We've updated our Privacy Policy to make it clearer how we use your personal data.

We use cookies to provide you with a better experience, read our Cookie Policy

Advertisement

Activation Sequence of the SARS-CoV-2 Spike Protein Unveiled

News   May 05, 2020 | Original story from the German Primate Center

 
Activation Sequence of the SARS-CoV-2 Spike Protein Unveiled

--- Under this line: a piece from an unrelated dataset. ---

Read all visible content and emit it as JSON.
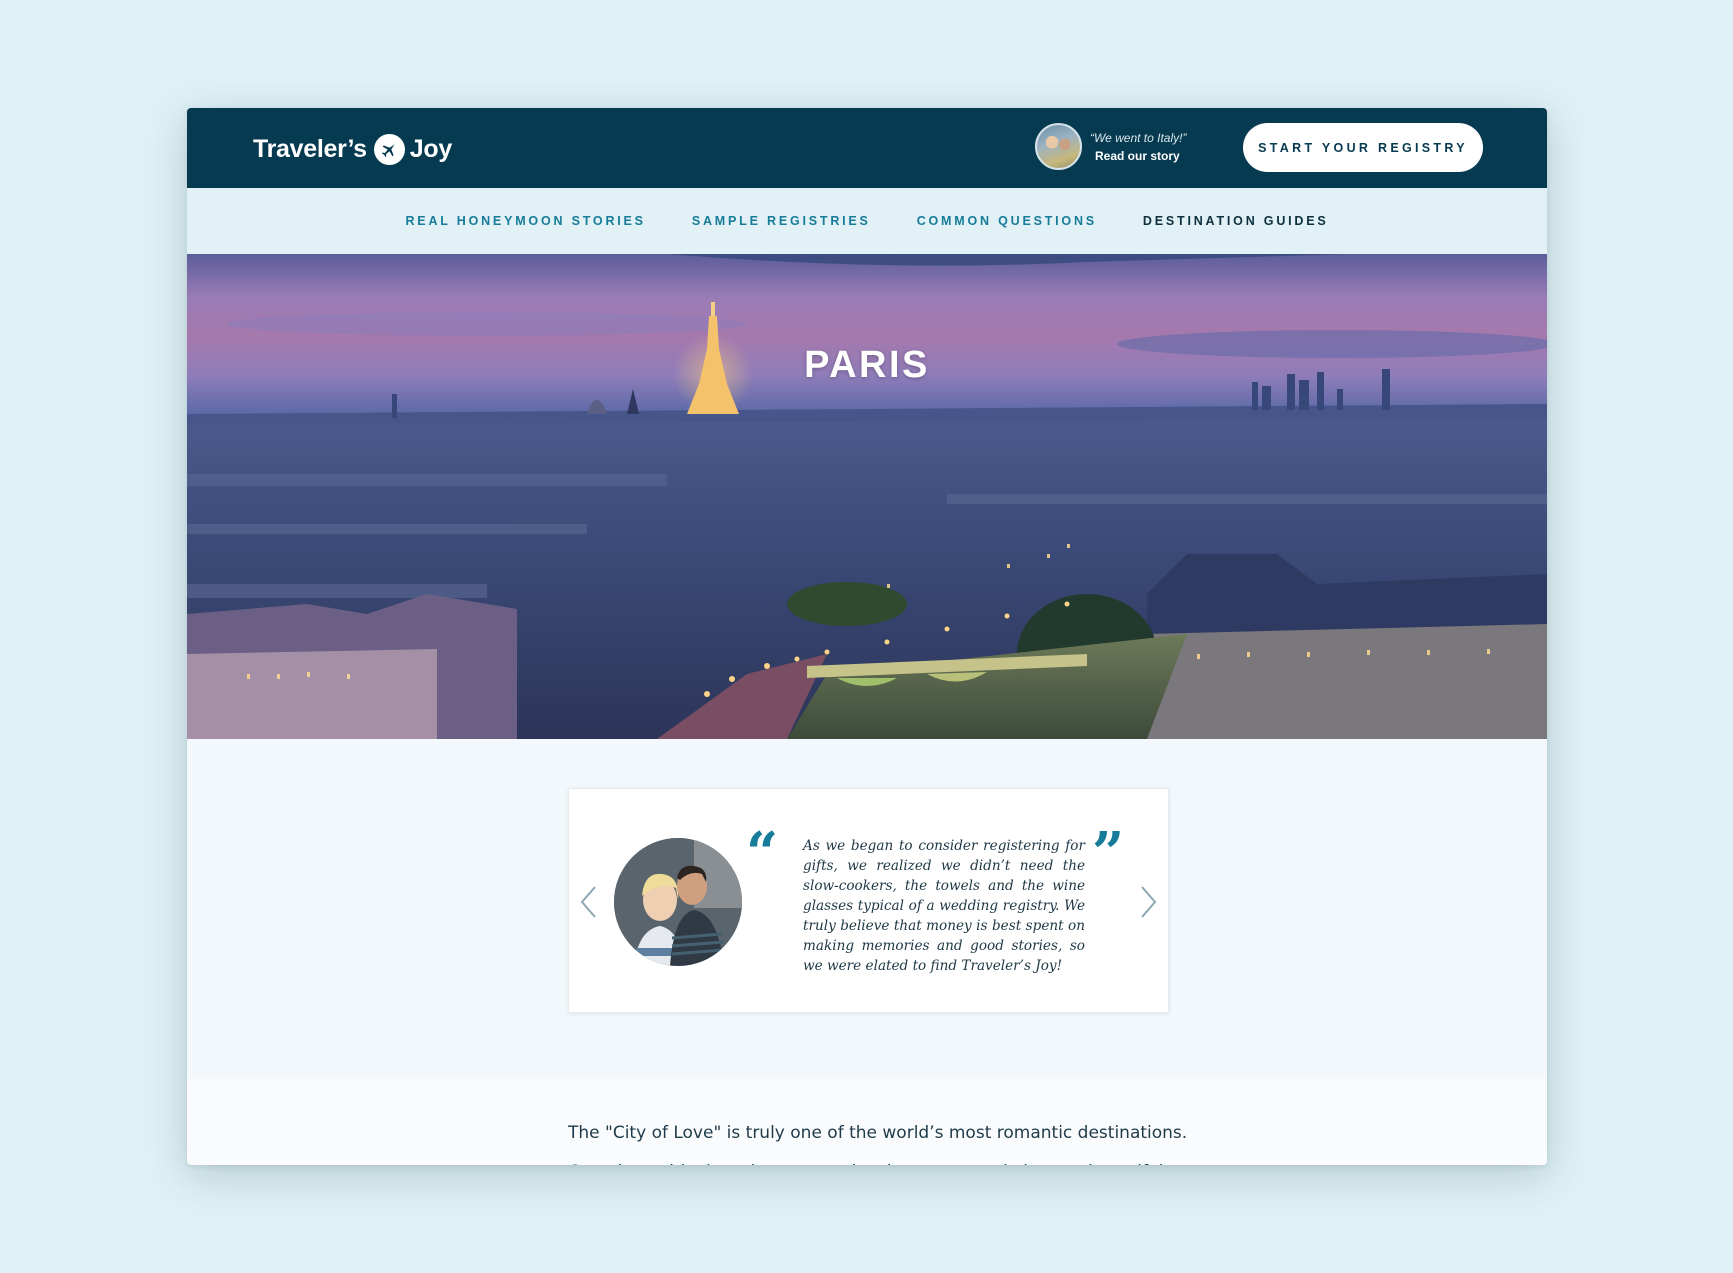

(A) Schematic representation of SARS-CoV-2, the viral spike protein and the cleavage sites for furin (green, S1/S2 position; the cleavage sequence is shown below the protein structure) and TMPRSS2 (orange, S2' position). (B) First, in already infected cells, the enzyme furin cuts the spike protein at the S1/S2 site. The spike protein then mediates viral attachment to a new host cell. In order to efficiently enter the cell, the spike protein still needs to be activated by the enzyme TMPRSS2. Activation by TMPRSS2 is only possible if the spike protein has previously been cleaved by furin. Credit: Markus Hoffmann

 
 
Advertisement
 

RELATED ARTICLES

Greenland Melting May Be Expedited by Sedimentary Bacteria

News

Bacteria are likely triggering greater melting on the Greenland ice sheet, possibly increasing the island’s contribution to sea-level rise, according to scientists.

READ MORE

Details of Virus Reproduction Revealed by Physics

News

The reproductive cycle of viruses requires self-assembly, maturation of virus particles and, after infection, the release of genetic material into a host cell. New physics-based technologies allow scientists to study the dynamics of this cycle and may eventually lead to new treatments.

READ MORE

Exploiting the Antimicrobial Properties of Toadlet Peptide To Kill Bacteria

News

Researchers have uncovered specific molecular properties of an antimicrobial peptide from the skin of the Australian toadlet that could be exploited in efforts to develop novel synthetic drugs to combat bacterial infections.

READ MORE

 

Like what you just read? You can find similar content on the communities below.

Proteomics & Metabolomics Immunology & Microbiology

To personalize the content you see on Technology Networks homepage, Log In or Subscribe for Free

LOGIN SUBSCRIBE FOR FREE